Over the years, Janice Blackie-Goodine’s home in Summerland has featured elaborate Halloween displays and decorations each October. (File photo)
QUIZ: How much do you really know about Halloween?

Oct. 31 is a night of frights. How much do you know about Halloween customs and traditions?

FILE - In this Jan. 23, 1987 file photo, actor Sean Connery holds a rose in his hand as he talks about his new movie “The Name of the Rose” at a news conference in London. Scottish actor Sean Connery, considered by many to have been the best James Bond, has died aged 90, according to an announcement from his family. (AP Photo/Gerald Penny, File)
Actor Sean Connery, the ‘original’ James Bond, dies at 90

Oscar-winner was knighted by Queen Elizabeth II in 2000

This house at 414 Royal Ave. became notorious for its residents’ and visitors’ penchant for attracting police. It was also the site of a gruesome torture in August 2018. It was demolished in 2019. KTW
6-year sentence for Kamloops man who helped carve ‘rat’ into flesh of fellow gang member

Ricky Dennis was one of three men involved in the August 2018 attack

Cpl. Nathan Berze, media officer for the Mission RCMP, giving an update on the investigation at 11:30 a.m., Oct. 30. Patrick Penner photo.
VIDEO: Prisoner convicted of first-degree murder still at large from Mission Institution

When 10 p.m. count was conducted, staff discovered Roderick Muchikekwanape had disappeared

Among the pumpkin carvings created this year by Rick Chong of Abbotsford is this tribute to fallen officer Cont. Allan Young.
Abbotsford pumpkin carver’s creations include fallen police officer

Rick Chong carves and displays 30 pumpkins every year

Join Black Press Media and Do Some Good

Pay it Forward program supports local businesses in their community giving

An online fundraising campaign in support of the six-year-old boy, Edgar Colby, who was hit by a car on Range Road Oct. 25 has raised more than $62,000 in a day. (Submitted)
$62K raised in 1 day for boy in coma at BC Children’s after being hit by vehicle in Yukon

The boy’s aunt says the family is “very grateful” for the support they’ve received from the community

Health care employees take extensive precautions when working with people infected or suspected of having COVID-19. THE CANADIAN PRESS/Chris Young
WorkSafeBC disallows majority of COVID-19 job injury claims

Health care, social services employees filing the most claims

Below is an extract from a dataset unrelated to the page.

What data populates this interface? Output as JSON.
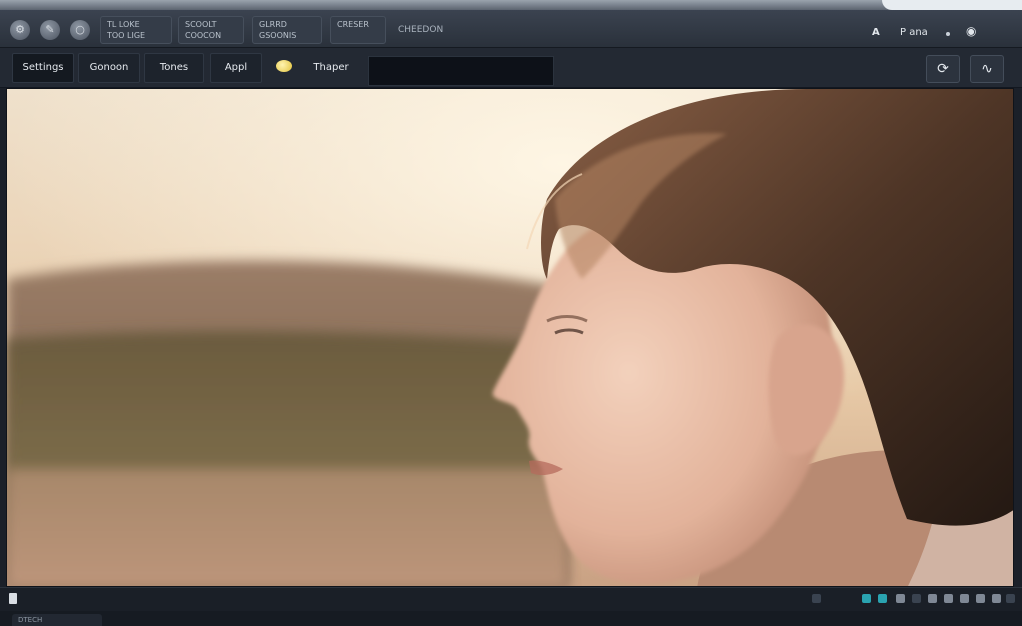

Conservative leader Erin O’Toole rises during Question Period in the House of Commons in Ottawa on Wednesday October 28, 2020. (Adrian Wyld/The Canadian Press)
Conversion therapy ban gets approval in principle, exposes Conservative divisions

Erin O’Toole himself voted in favour of the bill, as did most Conservative MPs

Most Read